Although there are many diseases that can affect the skin, the most common problems that we all have are the effects of our exposure to ultraviolet (UV) radiation from the sun over time. Having a healthy tan has, in the past, been a sign of good health. In the last 10 years, with the changes in the ozone layer in the upper atmosphere, it is clear that the effects of UV radiation from the sun are much more dangerous than originally thought.
The first preventive measure you can take is to reduce the amount of UV light that you are exposed to. This can be done either by avoiding the sun completely or more practically by wearing at least an SPF15 sunblock. One danger with using a sun block is that it tends to make people feel like they can go out in the sun more! So they end up with the same amount of UV radiation because they are simply out in the sun longer. For areas that are more exposed, such as the nose and cheekbones, a sun-blocking titanium oxide would probably be best.
Considerable interest has been generated about combining antioxidants with sunscreens to provide enhanced protection against UV rays. Two of the best-known antioxidants are vitamins C and E, both of which have been shown to be effective in different models of photodamage. In a study done on swine skin, vitamin C provided additive protection against acute UVB damage (sunburn cell formation) when combined with a UVB sunscreen. When a combination of vitamins E and C were used, very good protection from a UVB insult occurred. Vitamin C, however, was significantly better than vitamin E at protecting against a UVA-mediated phototoxic insult in this animal model (Darr et al. 1996).
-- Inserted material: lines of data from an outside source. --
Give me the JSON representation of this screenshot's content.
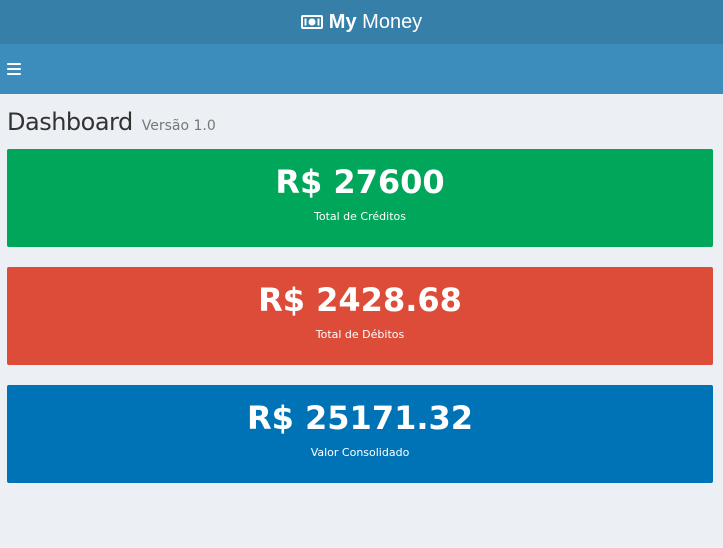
{
  "app": {
    "title_bold": "My",
    "title_rest": "Money",
    "icon": "money-bill-icon"
  },
  "navbar": {
    "toggle_icon": "hamburger-menu-icon"
  },
  "page": {
    "title": "Dashboard",
    "subtitle": "Versão 1.0"
  },
  "cards": {
    "credits": {
      "value": "R$ 27600",
      "label": "Total de Créditos",
      "color": "#00a65a"
    },
    "debits": {
      "value": "R$ 2428.68",
      "label": "Total de Débitos",
      "color": "#dd4b39"
    },
    "consolidated": {
      "value": "R$ 25171.32",
      "label": "Valor Consolidado",
      "color": "#0073b7"
    }
  },
  "colors": {
    "topbar": "#367fa9",
    "navbar": "#3c8dbc",
    "background": "#ecf0f5"
  }
}
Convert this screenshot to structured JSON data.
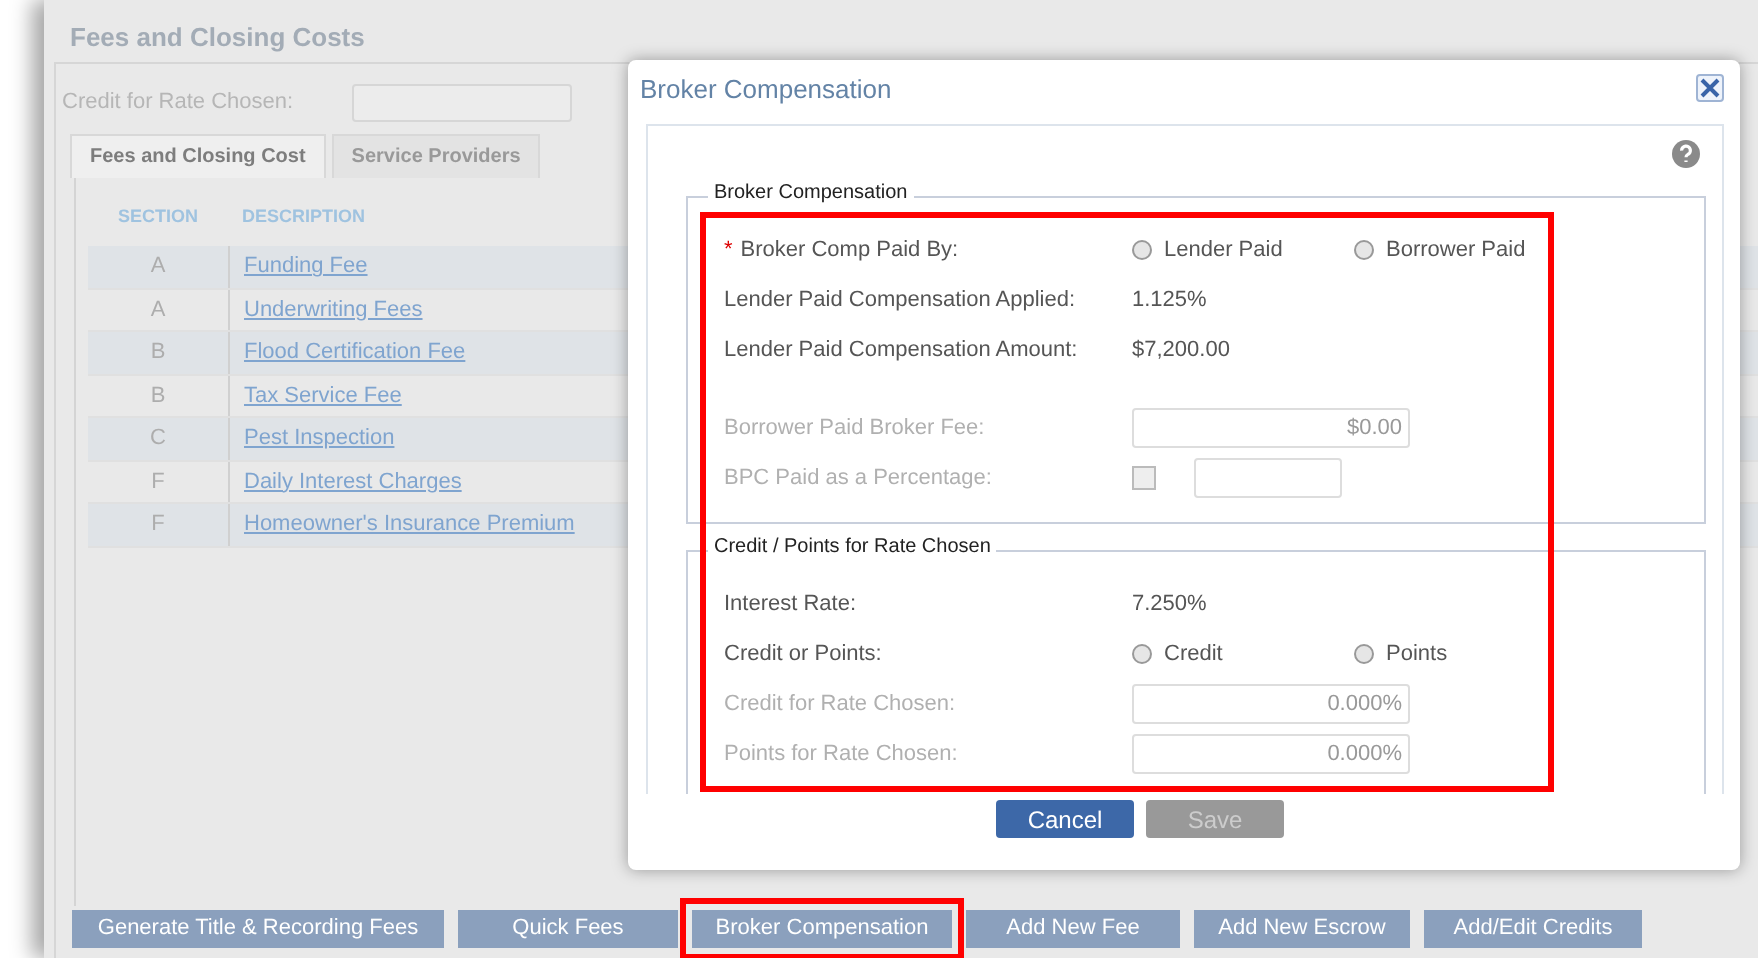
{
  "page": {
    "title": "Fees and Closing Costs",
    "credit_label": "Credit for Rate Chosen:",
    "tabs": [
      {
        "label": "Fees and Closing Cost",
        "selected": true
      },
      {
        "label": "Service Providers",
        "selected": false
      }
    ],
    "table": {
      "columns": [
        "SECTION",
        "DESCRIPTION"
      ],
      "rows": [
        {
          "section": "A",
          "description": "Funding Fee"
        },
        {
          "section": "A",
          "description": "Underwriting Fees"
        },
        {
          "section": "B",
          "description": "Flood Certification Fee"
        },
        {
          "section": "B",
          "description": "Tax Service Fee"
        },
        {
          "section": "C",
          "description": "Pest Inspection"
        },
        {
          "section": "F",
          "description": "Daily Interest Charges"
        },
        {
          "section": "F",
          "description": "Homeowner's Insurance Premium"
        }
      ]
    },
    "buttons": [
      {
        "label": "Generate Title & Recording Fees",
        "highlighted": false
      },
      {
        "label": "Quick Fees",
        "highlighted": false
      },
      {
        "label": "Broker Compensation",
        "highlighted": true
      },
      {
        "label": "Add New Fee",
        "highlighted": false
      },
      {
        "label": "Add New Escrow",
        "highlighted": false
      },
      {
        "label": "Add/Edit Credits",
        "highlighted": false
      }
    ]
  },
  "dialog": {
    "title": "Broker Compensation",
    "highlighted": true,
    "sections": [
      {
        "legend": "Broker Compensation",
        "rows": [
          {
            "kind": "radio",
            "label": "Broker Comp Paid By:",
            "required_mark": "*",
            "options": [
              {
                "label": "Lender Paid",
                "selected": false
              },
              {
                "label": "Borrower Paid",
                "selected": false
              }
            ]
          },
          {
            "kind": "text",
            "label": "Lender Paid Compensation Applied:",
            "value": "1.125%"
          },
          {
            "kind": "text",
            "label": "Lender Paid Compensation Amount:",
            "value": "$7,200.00"
          },
          {
            "kind": "spacer"
          },
          {
            "kind": "input",
            "label": "Borrower Paid Broker Fee:",
            "disabled": true,
            "value": "$0.00"
          },
          {
            "kind": "checkinput",
            "label": "BPC Paid as a Percentage:",
            "disabled": true,
            "checked": false
          }
        ]
      },
      {
        "legend": "Credit / Points for Rate Chosen",
        "rows": [
          {
            "kind": "text",
            "label": "Interest Rate:",
            "value": "7.250%"
          },
          {
            "kind": "radio",
            "label": "Credit or Points:",
            "options": [
              {
                "label": "Credit",
                "selected": false
              },
              {
                "label": "Points",
                "selected": false
              }
            ]
          },
          {
            "kind": "input",
            "label": "Credit for Rate Chosen:",
            "disabled": true,
            "value": "0.000%"
          },
          {
            "kind": "input",
            "label": "Points for Rate Chosen:",
            "disabled": true,
            "value": "0.000%"
          }
        ]
      }
    ],
    "buttons": [
      {
        "label": "Cancel",
        "disabled": false
      },
      {
        "label": "Save",
        "disabled": true
      }
    ]
  }
}
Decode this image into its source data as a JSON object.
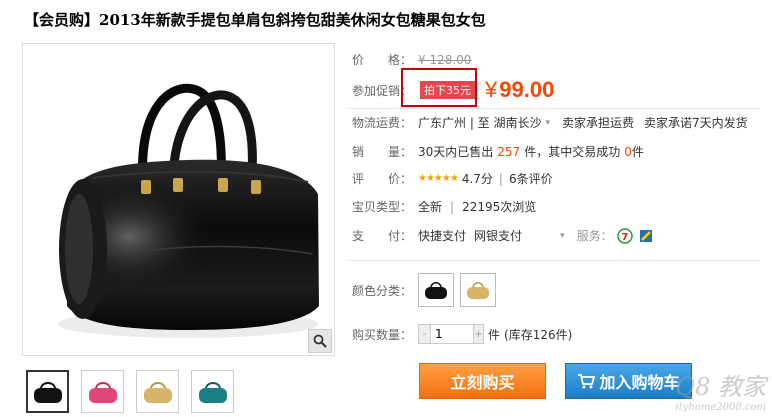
{
  "title": "【会员购】2013年新款手提包单肩包斜挎包甜美休闲女包糖果包女包",
  "price": {
    "label": "价　　格：",
    "original": "¥ 128.00"
  },
  "promo": {
    "label": "参加促销：",
    "tag": "拍下35元",
    "currency": "¥",
    "amount": "99.00"
  },
  "shipping": {
    "label": "物流运费：",
    "route": "广东广州 | 至 湖南长沙",
    "fee": "卖家承担运费",
    "promise": "卖家承诺7天内发货"
  },
  "sales": {
    "label": "销　　量：",
    "prefix": "30天内已售出",
    "count": "257",
    "mid": "件，其中交易成功",
    "success": "0",
    "suffix": "件"
  },
  "rating": {
    "label": "评　　价：",
    "stars": "★★★★★",
    "score": "4.7分",
    "divider": "|",
    "reviews": "6条评价"
  },
  "item_type": {
    "label": "宝贝类型：",
    "type": "全新",
    "divider": "|",
    "views": "22195次浏览"
  },
  "payment": {
    "label": "支　　付：",
    "method1": "快捷支付",
    "method2": "网银支付",
    "service_label": "服务："
  },
  "color": {
    "label": "颜色分类："
  },
  "quantity": {
    "label": "购买数量：",
    "value": "1",
    "unit": "件",
    "stock": "(库存126件)"
  },
  "buttons": {
    "buy_now": "立刻购买",
    "add_cart": "加入购物车"
  },
  "watermark": {
    "main": "Q8 教家",
    "sub": "ityhome2008.com"
  },
  "colors": {
    "price": "#ff4400",
    "buy": "#f46f0f",
    "cart": "#1a7ec7",
    "highlight_box": "#cc0000"
  },
  "thumbnails": [
    {
      "name": "black",
      "color": "#111111"
    },
    {
      "name": "pink",
      "color": "#e0457b"
    },
    {
      "name": "gold",
      "color": "#d6b46a"
    },
    {
      "name": "teal",
      "color": "#1a7f86"
    }
  ]
}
It seems reasonable to avoid midday sun when possible and avoid tanning salons. Use protective clothing, hats, and umbrellas during prolonged sun exposure. Apply and reapply sunscreen or use preparations that contain micronized zinc oxide or titanium oxide for more complete protection.